Congress considering international parental child abduction bill

On Behalf of | Dec 12, 2013 | Child Custody

The issue of international parental child abduction is a very complicated and emotional one. International parental child abduction is when one parent of a child, without authorization of the other parent, moves out of the country with the child.

Such abductions are more common than one might think. According to the U.S. State Department, over the time period going from 2008 to 2012, around 7,000 children were taken from the United States through parental child abductions.

The impacts these abductions can have on the parent who has had their child taken from them can be substantial. These parents often find themselves facing a rather substantial legal quagmire when it comes to trying to get their children back. This is because many countries don’t recognize U.S. court orders regarding custody and visitation.

Some have argued that the federal government hasn’t done enough to put pressure on countries which are resistant towards recognizing U.S. custody and visitation orders and to help parents that have been the victims of international child abductions to get their children back.

A bill has come before Congress that would put certain new requirements on the federal government when it comes to international parental child abductions and countries which are resistant towards recognizing the custody and visitation rights of U.S. parents. Included among the provisions of the bill are terms that would:

  • Require the State Department to provide Congress with more detailed statistics regarding international parental child abductions.
  • Require the State Department to be more aggressive when it comes to pursuing custody-related agreements with countries that don’t recognize or abide by the Hague Convention on the Civil Aspects of International Child Abduction.
  • Set certain rules regarding what actions the president is to take when countries are repeatedly resistant towards cooperating in custody matters.

One wonders if this bill will ultimately be passed.

What do you think of this bill? Do you think this bill, if passed, would ultimately help parents who have been the victims of international parental child abduction? Do you think it would substantially change how the federal government acts in relation to international child custody matters? Do you think that Congress should pass it?

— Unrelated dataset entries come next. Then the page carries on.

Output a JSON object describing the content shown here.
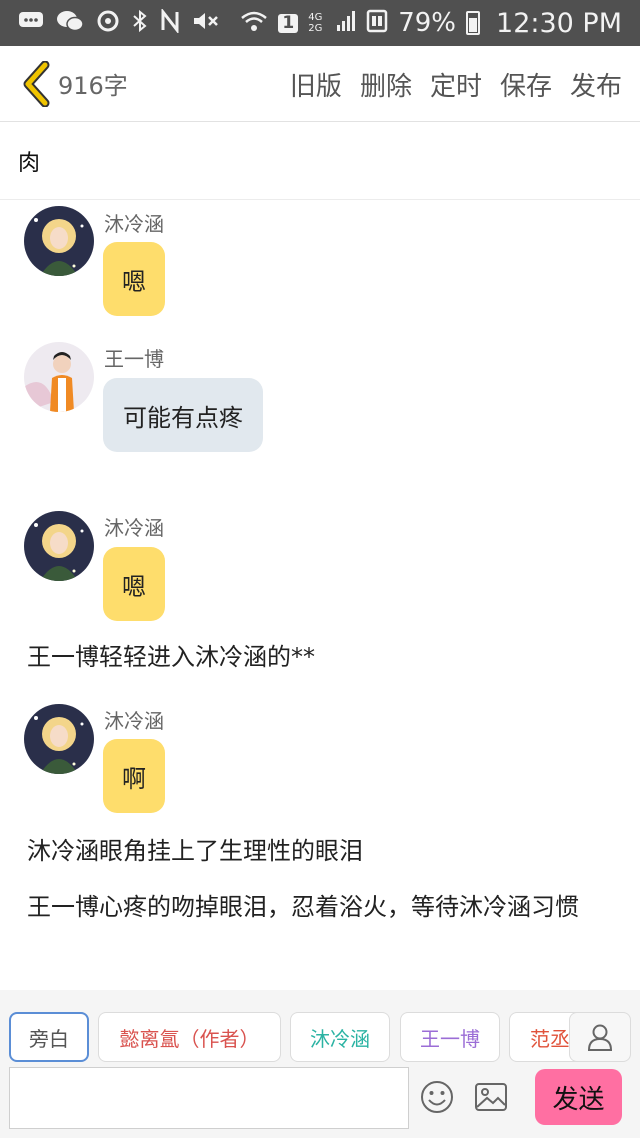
{
  "status_bar": {
    "battery": "79%",
    "time": "12:30 PM",
    "sim_badge": "1",
    "net": "4G 2G"
  },
  "header": {
    "word_count": "916字",
    "actions": [
      "旧版",
      "删除",
      "定时",
      "保存",
      "发布"
    ]
  },
  "doc_title": "肉",
  "messages": [
    {
      "speaker": "沐冷涵",
      "text": "嗯"
    },
    {
      "speaker": "王一博",
      "text": "可能有点疼"
    },
    {
      "speaker": "沐冷涵",
      "text": "嗯"
    },
    {
      "narration": "王一博轻轻进入沐冷涵的**"
    },
    {
      "speaker": "沐冷涵",
      "text": "啊"
    },
    {
      "narration": "沐冷涵眼角挂上了生理性的眼泪"
    },
    {
      "narration": "王一博心疼的吻掉眼泪，忍着浴火，等待沐冷涵习惯"
    }
  ],
  "roles": [
    {
      "label": "旁白",
      "color": "#555555"
    },
    {
      "label": "懿离氲（作者）",
      "color": "#d9534f"
    },
    {
      "label": "沐冷涵",
      "color": "#2bb3a3"
    },
    {
      "label": "王一博",
      "color": "#9b6dd6"
    },
    {
      "label": "范丞",
      "color": "#e0523a"
    }
  ],
  "composer": {
    "placeholder": "",
    "send_label": "发送"
  },
  "icons": [
    "back-arrow-icon",
    "emoji-icon",
    "image-icon",
    "profile-icon"
  ],
  "colors": {
    "accent_yellow": "#fedd6c",
    "bubble_grey": "#e1e8ee",
    "send_pink": "#ff6fa2",
    "back_arrow": "#f0c400"
  }
}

Source:, “Bill may help ‘left-behind parents’ in global child custody fights,” Herb Jackson, Dec. 11, 2013